It´s virtually impossible to cross the very pretty main plaza in Cuzco without encountering frantic requests to buy a "massage," or perhaps attend an adult-oriented show, or contribute to a child´s foreign coin collection, or invest in finger puppets, postcards, "original" paintings or a woolen alpaca hat. At some point, a light jog becomes necessary to evade the hordes, who have yelled out on occasion, "Maybe later? Maybe next year?"
The llama-like alpaca, incidentally, seem to have copied their faces from the Ewoks on "Return of the Jedi." Or maybe vice-versa.
Anyway, Cuzco has continued the theme of strange but intensely fascinating cultural pairings in Bolivia and Peru. At some stores, for example, you can buy dolls of sobbing children who have bloodied their feet after stepping on large thorns. Based on our limited Spanish, the symbolism seems to be both religious and superstitious. At others, you can purchase explicit paintings of the Virgin breastfeeding baby Jesus. Still others offer grotesque masks of colonists (used during festivals), including one of an ugly man with um, his private parts where his nose should be.
The real show-stoppers, though, are the amazing Inca walls (one large stone boasts 12 precisely carved sides to allow it to fit precisely with its neighbors) and the elaborate Catholic churches, the latter often purposefully built upon the solid foundations of destroyed Incan temples.
We´ve tended to agree with the common sentiment here that it´s very fortunate the Spanish conquistadors never found Machu Picchu. Otherwise, the Inca Trail might lead to nothing more than another extremely large cathedral.
In the Bolivian town of Copacabana, home of the famous Virgin of Copacabana icon and the daily blessing of the cars, the gigantic cathedral has borrowed heavily from Moorish designs, while old women sell Ekeko dolls (god of plenty) right in front of the large cathedral plaza.
The cathedral, by the way, was located in the town because of the supreme importance of the nearby Isla del Sol, where the Incas believed the sun was born. We spent a night there, and couldn´t resist snapping a picture of a local boy riding his somewhat stubborn donkey.
The significance of other oddities has been mostly lost on us, but makes them no less interesting.
In the Cuzco church of San Blas, where a beautifully carved cedar pulpit includes cupids with arms bent backwards and (according to legend) the skull of its creator, the custodians have apparently forgotten to turn up the heat. A statue of a bishop or other important church figure comes complete with bright red knit gloves, while a small statue of Jesus sports a knit woolen hat.
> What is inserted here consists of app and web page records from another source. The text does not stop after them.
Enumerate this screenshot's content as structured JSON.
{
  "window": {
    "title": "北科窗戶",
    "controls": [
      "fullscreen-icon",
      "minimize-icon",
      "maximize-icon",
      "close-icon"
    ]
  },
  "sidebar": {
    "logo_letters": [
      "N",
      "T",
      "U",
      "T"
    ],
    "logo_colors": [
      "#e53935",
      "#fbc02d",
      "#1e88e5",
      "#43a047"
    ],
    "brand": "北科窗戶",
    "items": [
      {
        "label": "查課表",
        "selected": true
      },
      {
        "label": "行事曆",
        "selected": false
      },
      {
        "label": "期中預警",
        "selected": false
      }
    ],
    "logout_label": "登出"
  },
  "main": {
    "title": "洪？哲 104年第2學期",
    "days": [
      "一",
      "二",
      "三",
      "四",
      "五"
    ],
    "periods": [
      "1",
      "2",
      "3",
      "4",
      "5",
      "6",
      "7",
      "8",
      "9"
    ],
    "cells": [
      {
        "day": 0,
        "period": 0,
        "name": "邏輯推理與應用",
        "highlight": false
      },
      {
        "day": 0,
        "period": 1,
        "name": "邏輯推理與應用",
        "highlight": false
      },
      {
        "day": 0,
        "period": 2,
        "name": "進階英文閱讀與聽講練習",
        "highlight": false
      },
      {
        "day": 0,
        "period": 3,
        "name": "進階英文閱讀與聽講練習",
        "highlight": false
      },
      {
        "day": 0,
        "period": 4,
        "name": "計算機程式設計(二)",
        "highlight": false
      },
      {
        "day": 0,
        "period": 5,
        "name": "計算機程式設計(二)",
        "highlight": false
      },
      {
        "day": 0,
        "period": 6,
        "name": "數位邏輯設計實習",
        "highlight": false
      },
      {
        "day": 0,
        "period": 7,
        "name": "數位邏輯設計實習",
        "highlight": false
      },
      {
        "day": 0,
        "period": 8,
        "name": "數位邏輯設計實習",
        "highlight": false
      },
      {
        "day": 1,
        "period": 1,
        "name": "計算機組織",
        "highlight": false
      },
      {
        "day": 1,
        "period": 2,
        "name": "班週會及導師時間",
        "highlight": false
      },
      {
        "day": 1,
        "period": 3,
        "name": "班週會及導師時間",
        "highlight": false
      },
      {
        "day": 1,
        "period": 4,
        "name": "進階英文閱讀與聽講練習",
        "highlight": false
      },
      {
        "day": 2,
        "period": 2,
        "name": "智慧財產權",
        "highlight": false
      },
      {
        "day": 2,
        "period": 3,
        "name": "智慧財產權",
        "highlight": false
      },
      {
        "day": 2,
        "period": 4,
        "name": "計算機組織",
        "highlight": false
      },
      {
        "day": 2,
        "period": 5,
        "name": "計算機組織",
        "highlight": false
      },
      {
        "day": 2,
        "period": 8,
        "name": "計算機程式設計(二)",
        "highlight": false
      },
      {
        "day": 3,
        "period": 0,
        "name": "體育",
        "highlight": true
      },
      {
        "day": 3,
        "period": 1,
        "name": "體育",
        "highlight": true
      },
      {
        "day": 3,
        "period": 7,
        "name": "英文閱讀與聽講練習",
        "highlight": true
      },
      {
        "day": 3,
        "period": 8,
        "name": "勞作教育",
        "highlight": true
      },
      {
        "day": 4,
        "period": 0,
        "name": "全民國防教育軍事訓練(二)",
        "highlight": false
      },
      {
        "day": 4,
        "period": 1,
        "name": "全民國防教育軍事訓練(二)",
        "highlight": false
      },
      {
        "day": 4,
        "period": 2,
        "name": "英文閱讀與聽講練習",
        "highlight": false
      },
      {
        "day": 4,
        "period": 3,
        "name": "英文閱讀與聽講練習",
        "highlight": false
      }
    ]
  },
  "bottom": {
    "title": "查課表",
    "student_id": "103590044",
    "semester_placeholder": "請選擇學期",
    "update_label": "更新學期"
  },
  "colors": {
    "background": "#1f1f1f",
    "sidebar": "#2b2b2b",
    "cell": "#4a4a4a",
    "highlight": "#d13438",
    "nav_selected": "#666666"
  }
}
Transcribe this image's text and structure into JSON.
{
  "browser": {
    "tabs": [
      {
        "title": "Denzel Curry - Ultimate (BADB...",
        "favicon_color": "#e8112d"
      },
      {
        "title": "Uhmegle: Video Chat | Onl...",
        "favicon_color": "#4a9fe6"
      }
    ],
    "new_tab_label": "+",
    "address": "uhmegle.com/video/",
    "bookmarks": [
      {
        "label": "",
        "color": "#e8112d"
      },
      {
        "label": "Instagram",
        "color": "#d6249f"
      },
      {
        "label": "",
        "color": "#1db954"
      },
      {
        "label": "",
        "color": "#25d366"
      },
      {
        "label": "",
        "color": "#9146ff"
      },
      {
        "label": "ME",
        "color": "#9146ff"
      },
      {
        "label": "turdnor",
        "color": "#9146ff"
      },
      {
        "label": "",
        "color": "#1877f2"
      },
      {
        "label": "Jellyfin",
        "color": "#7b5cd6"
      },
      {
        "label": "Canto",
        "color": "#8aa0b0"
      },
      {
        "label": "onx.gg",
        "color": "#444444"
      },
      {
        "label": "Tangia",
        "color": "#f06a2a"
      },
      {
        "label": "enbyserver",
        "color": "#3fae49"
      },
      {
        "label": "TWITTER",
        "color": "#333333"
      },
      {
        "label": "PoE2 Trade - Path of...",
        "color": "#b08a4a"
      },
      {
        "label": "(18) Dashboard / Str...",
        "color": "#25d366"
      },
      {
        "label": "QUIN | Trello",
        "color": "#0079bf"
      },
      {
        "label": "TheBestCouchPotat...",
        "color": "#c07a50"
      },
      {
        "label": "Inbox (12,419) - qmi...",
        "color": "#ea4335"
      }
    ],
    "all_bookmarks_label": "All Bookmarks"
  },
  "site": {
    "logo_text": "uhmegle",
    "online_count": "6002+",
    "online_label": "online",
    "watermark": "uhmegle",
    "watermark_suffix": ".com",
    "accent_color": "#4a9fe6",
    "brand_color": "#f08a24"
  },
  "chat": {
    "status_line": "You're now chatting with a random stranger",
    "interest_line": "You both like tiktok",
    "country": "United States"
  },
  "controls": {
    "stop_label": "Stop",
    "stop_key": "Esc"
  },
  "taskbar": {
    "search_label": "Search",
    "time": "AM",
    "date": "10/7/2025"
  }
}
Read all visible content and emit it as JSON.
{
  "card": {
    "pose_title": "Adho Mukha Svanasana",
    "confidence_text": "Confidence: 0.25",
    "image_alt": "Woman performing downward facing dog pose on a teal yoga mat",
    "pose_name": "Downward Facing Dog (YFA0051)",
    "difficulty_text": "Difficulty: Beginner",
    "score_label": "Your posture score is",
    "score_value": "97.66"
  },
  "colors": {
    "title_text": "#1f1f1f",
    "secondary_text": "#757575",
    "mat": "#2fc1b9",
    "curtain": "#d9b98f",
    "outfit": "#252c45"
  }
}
Perhaps our favorite bizarre moment of all came on the train from Aguas Calientes (a town below Machu Picchu from which nearly all travelers depart). At one point, our train porter went to the bathroom and reemerged as ... Captain Cuzco!*
- (Very likely not his real name)
The cultural significance of this transformation was lost on us, but we think it may have had something to do with selling alpaca wool products. At any rate, he danced down the aisle in a red hat and white ski mask (made of the finest alpaca wool, no doubt) and wielded a large stuffed alpaca that he would thrust in the faces of passengers, inviting them to pet it.
After his spirited show, our two stewards also disappeared into the bathroom and re-emerged ... for an alpaca wool fashion show, set to the disco remix of the flowerchild classic, "If You´re Going to San Francisco."
You just can´t make this stuff up.